Ooi, C. S. (2021). Gay tourism: A celebration and appropriation of queer difference. In O. Vorobjovas-Pinta (ed.), Gay Tourism: New Perspectives (pp. 15-33). Channel View Publications.
Oswin, N. (2004). Towards radical geographies of complicit queer futures. ACME: An International Journal for Critical Geographies, 3(2), 79-86.
Oswin, N. (2008). Critical geographies and the uses of sexuality: Deconstructing queer space. Progress in Human Geography, 32(1), 89-103.
Pritchard, A., Morgan, N. J., Sedgley, D., Khan, E., & Jenkins, A. (2000). Sexuality and holiday choices: Conversations with gay and lesbian tourists. Leisure Studies, 19(4), 267-282.
Visser, G. (2003). Gay men, tourism and urban space: Reflections on Africa's 'gay capital'. Tourism Geographies, 5(2), 168-189.
Vorobjovas-Pinta, O. (2021). Gay tourism: New perspectives.
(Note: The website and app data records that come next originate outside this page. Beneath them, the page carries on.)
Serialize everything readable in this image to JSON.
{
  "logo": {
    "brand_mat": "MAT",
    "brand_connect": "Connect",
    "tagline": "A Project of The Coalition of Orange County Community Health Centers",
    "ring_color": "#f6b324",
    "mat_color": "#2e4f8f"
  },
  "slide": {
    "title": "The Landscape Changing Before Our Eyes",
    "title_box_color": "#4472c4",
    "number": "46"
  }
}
Channel View Publications.
Vorobjovas‐Pinta, O., & Hardy, A. (2016). The evolution of gay travel research. International Journal of Tourism Research, 18(4), 409-416.
Waitt, G. (2012). Queer perspectives on tourism geographies. In J. Wilson (ed.), The Routledge Handbook of Tourism Geographies (pp. 99-106). Routledge.
Xu, H. (2018). Moving toward gender and tourism geographies studies. Tourism Geographies, 20(4), 721-727.